Maria Stepanova is the author of over ten poetry collections as well as three books of essays and the documentary novel In Memory of Memory. She is the recipient of several Russian and international literary awards.

Irina Shevelenko is professor of Russian in the Department of German, Nordic, and Slavic at the University of Wisconsin-Madison.

With translations by: Alexandra Berlina, Sasha Dugdale, Sibelan Forrester, Amelia Glaser, Zachary Murphy King, Dmitry Manin, Ainsley Morse, Eugene Ostashevsky, Andrew Reynolds, and Maria Vassileva.


Stepanova's voice is a multipotent anthology of epic, lyric, and pure spell. She turns myth back into memory, heroes into humans, and her country's rush from one catastrophe to another into language. No translator who reads Stepanova's work thinks, 'I can do this.' This is a book prepared by people who believed in a poetic miracle and this miracle happened--to the English language above all.--Valzhyna Mort, author of Music for the Dead and Resurrected
A volume of Maria Stepanova's work in English translation is long overdue, but this one, rendered by a dream team of the best translators and poets working today, has been worth the wait.

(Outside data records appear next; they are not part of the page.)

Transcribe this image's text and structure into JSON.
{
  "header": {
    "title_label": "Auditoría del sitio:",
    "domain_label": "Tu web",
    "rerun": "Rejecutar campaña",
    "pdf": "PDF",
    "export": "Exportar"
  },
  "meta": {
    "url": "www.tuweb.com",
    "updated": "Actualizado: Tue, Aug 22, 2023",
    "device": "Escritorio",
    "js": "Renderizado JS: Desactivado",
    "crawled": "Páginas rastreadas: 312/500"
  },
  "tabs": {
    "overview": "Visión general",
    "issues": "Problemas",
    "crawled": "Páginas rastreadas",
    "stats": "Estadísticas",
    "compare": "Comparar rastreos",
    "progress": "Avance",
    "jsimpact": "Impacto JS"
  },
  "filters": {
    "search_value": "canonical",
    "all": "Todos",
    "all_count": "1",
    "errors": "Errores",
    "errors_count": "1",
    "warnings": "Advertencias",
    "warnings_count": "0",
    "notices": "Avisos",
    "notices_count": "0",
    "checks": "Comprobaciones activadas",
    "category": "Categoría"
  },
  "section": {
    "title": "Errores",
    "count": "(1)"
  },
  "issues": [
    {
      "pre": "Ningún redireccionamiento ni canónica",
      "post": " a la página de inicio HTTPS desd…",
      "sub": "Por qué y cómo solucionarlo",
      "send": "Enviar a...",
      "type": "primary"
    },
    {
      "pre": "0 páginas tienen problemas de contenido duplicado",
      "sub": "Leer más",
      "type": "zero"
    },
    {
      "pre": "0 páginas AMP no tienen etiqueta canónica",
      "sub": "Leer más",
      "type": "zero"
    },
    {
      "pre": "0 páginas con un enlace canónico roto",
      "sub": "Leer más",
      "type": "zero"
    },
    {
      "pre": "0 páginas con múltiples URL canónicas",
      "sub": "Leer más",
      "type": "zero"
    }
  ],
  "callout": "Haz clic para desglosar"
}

The Voice Over offers a worthy tribute to Stepanova's multiple achievements: a rich selection of texts from Stepanova's poetry and translations of Stepanova's essays, both illuminated by Irina Shevelenko's expert introduction and commentary, framing Stepanova's writing with sophistication and insight.--Kevin M. F. Platt, founder of Your Language My Ear translation symposium
2021 is the year of Stepanova.-- "The Guardian"
Maria Stepanova is among the most visible figures in post-Soviet culture.-- "Los Angeles Review of Books"
[Stepanova's] work is defined by fluent phrases expressing complex thoughts, the fusing of different styles, a carefree command of all possible metrical feet, and a great sense of empathy.-- "Poetry International"
Stepanova's brilliance is matched only by her legendary difficulty. Rather than write in free verse, she sticks to the metric strictures of classic syllabotonic Russian poetry and fills traditional forms with a dizzying mix of references and registers, drawing on everything from Slavic folklore to social media.-- "Poetry Magazine"
Stepanova is finally receiving the attention she deserves in the Anglophone world. Subtle and erudite in its treatment of politics and history, her work is a much-needed antidote to the crude depictions of Russia that have filled the English-language media in recent years.-- "Harper's Magazine"
Each book [The Voice Over, In Memory of Memory, and War of the Beasts and the Animals] casts light on the others, revealing overlapping themes. Their simultaneous appearance gives English-speaking readers a singular opportunity to become familiar with a major Russian poet and thinker.-- "Times Literary Supplement"